By visiting a park or photographing in your garden, you don’t necessarily need a long telephoto lens for capturing great shots. There are plenty of other opportunities, too, where shorter lenses are likely to be better for more interesting images, such as starlings coming in to roost in winter. These birds create those wonderful murmurations in the sky, with hotspots including Brighton Pier in East Sussex, Aberystwyth Pier in Ceredigion, Gretna in Dumfries and Galloway, and the Somerset Levels.
In order to take great shots of birds in flight, you need a good autofocus capability. Lens choice is key here, as too short a focal length and you will struggle for image size, while too long and it becomes more difficult to track a fast-flying bird through the viewfinder. I tend to use a 300mm or 400mm lens for most of my flight shots, and being able to handhold is a great advantage over trying to shoot from a tripod. However, having said that, a heavier 600mm or 800mm lens will work well on a gimbal head, where smooth panning can be achieved.
The intricacies of focus-point selection, along with the pros and cons of using the back-focus button, are much discussed among bird photographers. However, there are some basic tips that will increase your success rate.
You’ll want the camera to constantly update focus as you track your subject, so continuous AF is a given, but to ensure you maintain focus you need to keep the focus sensor on your subject as it moves. This is far easier when tracking a bird against a clear-blue sky than if your target is flying against hills or trees, as the more contrast there is between the subject and the background, the better the autofocus will work.
Some camera bodies allow you to activate clusters of sensors within the frame to help keep track of erratic flight. Different photographers use different techniques and you should experiment with your camera body’s capabilities. I tend to use one central focus sensor most of the time, but this is a personal preference, as is the use of the back-focus button, also known as rear focus.
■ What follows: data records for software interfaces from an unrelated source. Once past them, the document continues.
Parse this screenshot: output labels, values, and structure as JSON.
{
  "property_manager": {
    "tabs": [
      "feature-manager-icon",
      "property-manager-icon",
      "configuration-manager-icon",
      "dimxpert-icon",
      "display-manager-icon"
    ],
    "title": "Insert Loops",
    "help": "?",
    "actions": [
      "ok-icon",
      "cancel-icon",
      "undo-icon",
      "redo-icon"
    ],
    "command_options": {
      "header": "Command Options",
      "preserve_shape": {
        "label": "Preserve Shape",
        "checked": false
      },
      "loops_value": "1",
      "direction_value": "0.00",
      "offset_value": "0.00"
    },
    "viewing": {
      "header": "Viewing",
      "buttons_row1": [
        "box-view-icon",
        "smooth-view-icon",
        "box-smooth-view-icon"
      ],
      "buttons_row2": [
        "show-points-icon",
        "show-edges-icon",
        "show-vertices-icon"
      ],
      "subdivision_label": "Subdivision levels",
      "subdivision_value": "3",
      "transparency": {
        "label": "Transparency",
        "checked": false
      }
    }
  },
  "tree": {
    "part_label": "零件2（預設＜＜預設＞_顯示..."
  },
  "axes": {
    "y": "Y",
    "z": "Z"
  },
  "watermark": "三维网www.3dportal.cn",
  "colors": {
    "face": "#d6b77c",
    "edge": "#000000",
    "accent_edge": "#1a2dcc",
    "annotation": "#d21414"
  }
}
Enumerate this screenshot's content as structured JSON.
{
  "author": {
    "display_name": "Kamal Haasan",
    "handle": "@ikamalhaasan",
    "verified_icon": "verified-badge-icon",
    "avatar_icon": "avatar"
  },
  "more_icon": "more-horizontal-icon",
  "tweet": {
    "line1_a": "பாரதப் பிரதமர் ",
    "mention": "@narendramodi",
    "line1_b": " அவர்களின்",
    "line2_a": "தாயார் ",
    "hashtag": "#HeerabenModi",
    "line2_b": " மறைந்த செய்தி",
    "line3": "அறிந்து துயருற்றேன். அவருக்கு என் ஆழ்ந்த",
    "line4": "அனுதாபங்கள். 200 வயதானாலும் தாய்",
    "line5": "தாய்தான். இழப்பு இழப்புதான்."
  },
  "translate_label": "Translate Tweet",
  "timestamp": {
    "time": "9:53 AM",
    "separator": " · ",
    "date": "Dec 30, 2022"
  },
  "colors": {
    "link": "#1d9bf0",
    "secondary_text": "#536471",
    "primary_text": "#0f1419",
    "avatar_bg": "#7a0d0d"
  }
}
Placement of your focusing sensor is crucial when photographing large birds in flight, as the aim is to have your subject’s eye sharp because this is the focal point in the picture to which a viewer’s eye is first drawn. It is easy to end up focusing on the end of the near wing, which may put the bird’s body in soft focus. To try to mitigate this, I use a large depth of field if I can with the light available.
For smaller birds, this is not so much of a problem unless they are filling the frame. Whatever depth of field you use, if you want sharp images, for birds larger than crows and ducks, you will be able to freeze wing movement with a shutter speed of 1/500sec or faster. For smaller birds, you will need 1/1000sec or more.
Finally, if your camera fires very rapidly, such as 10fps, and if you keep firing at a bird flying fast, you may not give your autofocus a chance to keep up. This is due to the autofocus sensors working at their optimum when the camera’s mirror is down. The faster the frame rate, the less time your autofocus has to keep up, so I suggest firing in short bursts while tracking your subject.
Blur or freeze?
You can create a different feel to a picture simply by freezing the action or allowing it to blur into a pleasing wash of colour. These pink-footed geese were feeding on a field for five days and would periodically take off as a flock. This allowed repeated opportunities to experiment with varying shutter speeds to create both blurs and sharp images.
For more guideance on photographing birds, see our guide to bird photograhpy.
One of the most widely published wildlife photographers in the world, David’s pictures appear on hundreds of book and magazine covers.
They have been used in just about every other conceivable way, from wine labels to being projected in New York’s Time Square.
Vist his website at: www.davidtipling.com